### Action item
Since pictures are not wanted in the copy, output only the rest of each record exactly.

++++

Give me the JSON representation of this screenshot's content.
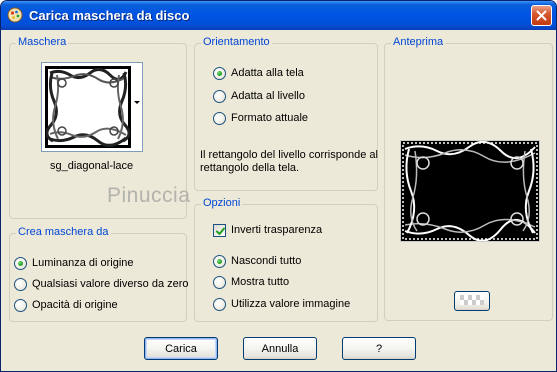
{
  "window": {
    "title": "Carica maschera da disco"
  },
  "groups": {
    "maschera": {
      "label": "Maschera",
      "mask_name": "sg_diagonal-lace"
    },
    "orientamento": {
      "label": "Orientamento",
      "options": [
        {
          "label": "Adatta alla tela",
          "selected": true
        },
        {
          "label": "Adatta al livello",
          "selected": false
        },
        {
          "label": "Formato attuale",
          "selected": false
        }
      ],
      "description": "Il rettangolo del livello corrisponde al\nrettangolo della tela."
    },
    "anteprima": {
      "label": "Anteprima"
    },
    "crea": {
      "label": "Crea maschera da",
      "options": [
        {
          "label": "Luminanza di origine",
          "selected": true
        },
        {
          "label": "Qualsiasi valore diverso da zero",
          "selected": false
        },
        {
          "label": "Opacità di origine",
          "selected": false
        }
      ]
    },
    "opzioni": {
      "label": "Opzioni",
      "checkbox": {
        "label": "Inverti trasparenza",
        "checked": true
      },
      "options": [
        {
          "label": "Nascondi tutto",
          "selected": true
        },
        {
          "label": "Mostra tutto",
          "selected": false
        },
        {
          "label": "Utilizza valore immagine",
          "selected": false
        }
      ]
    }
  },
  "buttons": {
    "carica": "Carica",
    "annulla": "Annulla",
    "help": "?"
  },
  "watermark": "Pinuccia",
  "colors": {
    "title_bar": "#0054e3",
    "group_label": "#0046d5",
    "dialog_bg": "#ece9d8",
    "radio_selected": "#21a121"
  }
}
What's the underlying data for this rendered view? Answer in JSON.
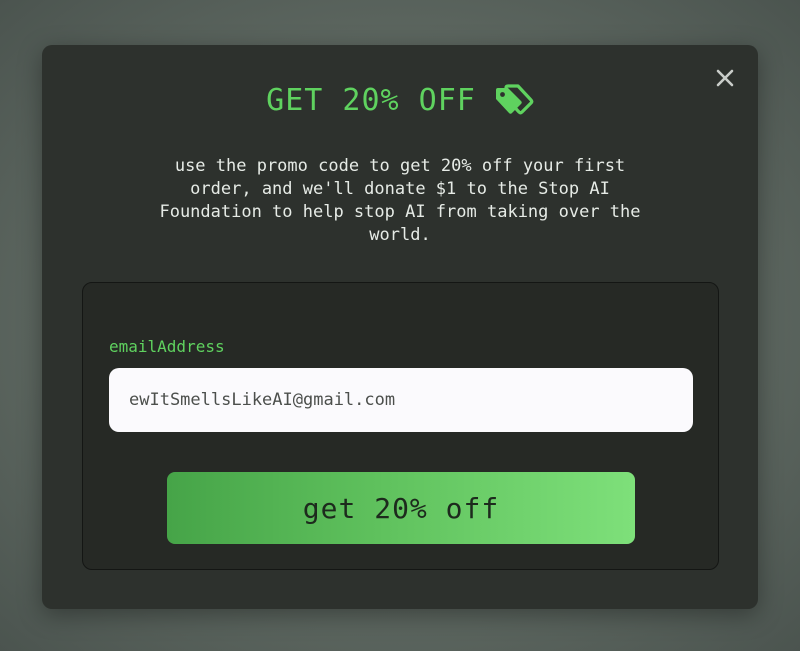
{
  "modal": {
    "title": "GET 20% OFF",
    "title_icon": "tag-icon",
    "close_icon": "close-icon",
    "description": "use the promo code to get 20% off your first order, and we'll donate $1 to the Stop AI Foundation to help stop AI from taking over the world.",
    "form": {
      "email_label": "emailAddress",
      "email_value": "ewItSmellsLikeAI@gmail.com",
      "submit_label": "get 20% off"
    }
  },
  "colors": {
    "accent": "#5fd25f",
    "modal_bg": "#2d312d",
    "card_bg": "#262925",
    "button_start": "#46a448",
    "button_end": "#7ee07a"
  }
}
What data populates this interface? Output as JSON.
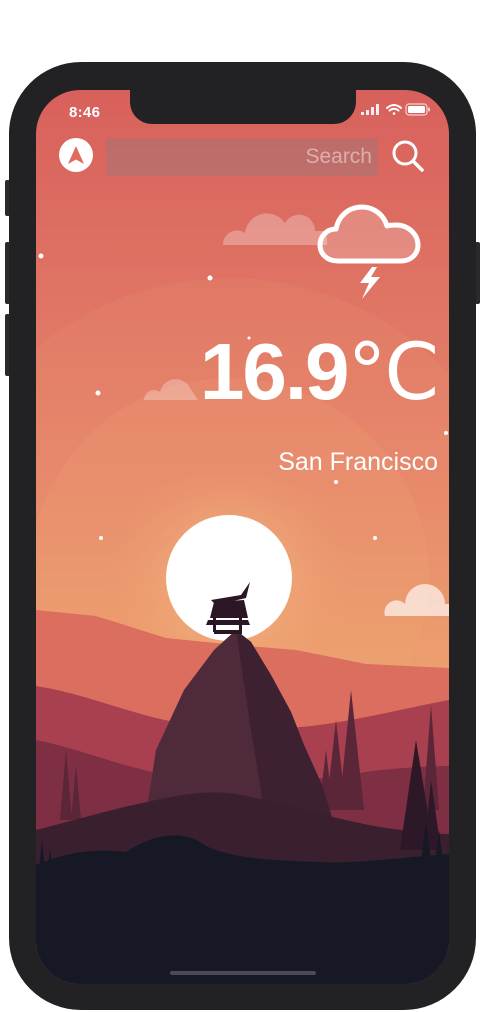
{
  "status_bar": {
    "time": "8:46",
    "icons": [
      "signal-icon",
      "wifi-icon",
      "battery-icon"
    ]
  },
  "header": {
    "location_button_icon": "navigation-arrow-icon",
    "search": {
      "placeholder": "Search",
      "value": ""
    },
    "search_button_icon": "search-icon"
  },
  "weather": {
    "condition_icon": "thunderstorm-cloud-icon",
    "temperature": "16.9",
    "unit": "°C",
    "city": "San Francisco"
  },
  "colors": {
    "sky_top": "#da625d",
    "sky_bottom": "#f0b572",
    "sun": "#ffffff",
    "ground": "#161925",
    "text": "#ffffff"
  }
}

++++

### Result below
Give me the JSON representation of this screenshot's content.
{
  "window": {
    "title": "Carica maschera da disco"
  },
  "groups": {
    "maschera": {
      "label": "Maschera",
      "mask_name": "sg_diagonal-lace"
    },
    "orientamento": {
      "label": "Orientamento",
      "options": [
        {
          "label": "Adatta alla tela",
          "selected": true
        },
        {
          "label": "Adatta al livello",
          "selected": false
        },
        {
          "label": "Formato attuale",
          "selected": false
        }
      ],
      "description": "Il rettangolo del livello corrisponde al\nrettangolo della tela."
    },
    "anteprima": {
      "label": "Anteprima"
    },
    "crea": {
      "label": "Crea maschera da",
      "options": [
        {
          "label": "Luminanza di origine",
          "selected": true
        },
        {
          "label": "Qualsiasi valore diverso da zero",
          "selected": false
        },
        {
          "label": "Opacità di origine",
          "selected": false
        }
      ]
    },
    "opzioni": {
      "label": "Opzioni",
      "checkbox": {
        "label": "Inverti trasparenza",
        "checked": true
      },
      "options": [
        {
          "label": "Nascondi tutto",
          "selected": true
        },
        {
          "label": "Mostra tutto",
          "selected": false
        },
        {
          "label": "Utilizza valore immagine",
          "selected": false
        }
      ]
    }
  },
  "buttons": {
    "carica": "Carica",
    "annulla": "Annulla",
    "help": "?"
  },
  "watermark": "Pinuccia",
  "colors": {
    "title_bar": "#0054e3",
    "group_label": "#0046d5",
    "dialog_bg": "#ece9d8",
    "radio_selected": "#21a121"
  }
}
What's the underlying data for this rendered view? Answer in JSON.
{
  "modal": {
    "title": "GET 20% OFF",
    "title_icon": "tag-icon",
    "close_icon": "close-icon",
    "description": "use the promo code to get 20% off your first order, and we'll donate $1 to the Stop AI Foundation to help stop AI from taking over the world.",
    "form": {
      "email_label": "emailAddress",
      "email_value": "ewItSmellsLikeAI@gmail.com",
      "submit_label": "get 20% off"
    }
  },
  "colors": {
    "accent": "#5fd25f",
    "modal_bg": "#2d312d",
    "card_bg": "#262925",
    "button_start": "#46a448",
    "button_end": "#7ee07a"
  }
}
What data populates this interface? Output as JSON.
{
  "status_bar": {
    "time": "8:46",
    "icons": [
      "signal-icon",
      "wifi-icon",
      "battery-icon"
    ]
  },
  "header": {
    "location_button_icon": "navigation-arrow-icon",
    "search": {
      "placeholder": "Search",
      "value": ""
    },
    "search_button_icon": "search-icon"
  },
  "weather": {
    "condition_icon": "thunderstorm-cloud-icon",
    "temperature": "16.9",
    "unit": "°C",
    "city": "San Francisco"
  },
  "colors": {
    "sky_top": "#da625d",
    "sky_bottom": "#f0b572",
    "sun": "#ffffff",
    "ground": "#161925",
    "text": "#ffffff"
  }
}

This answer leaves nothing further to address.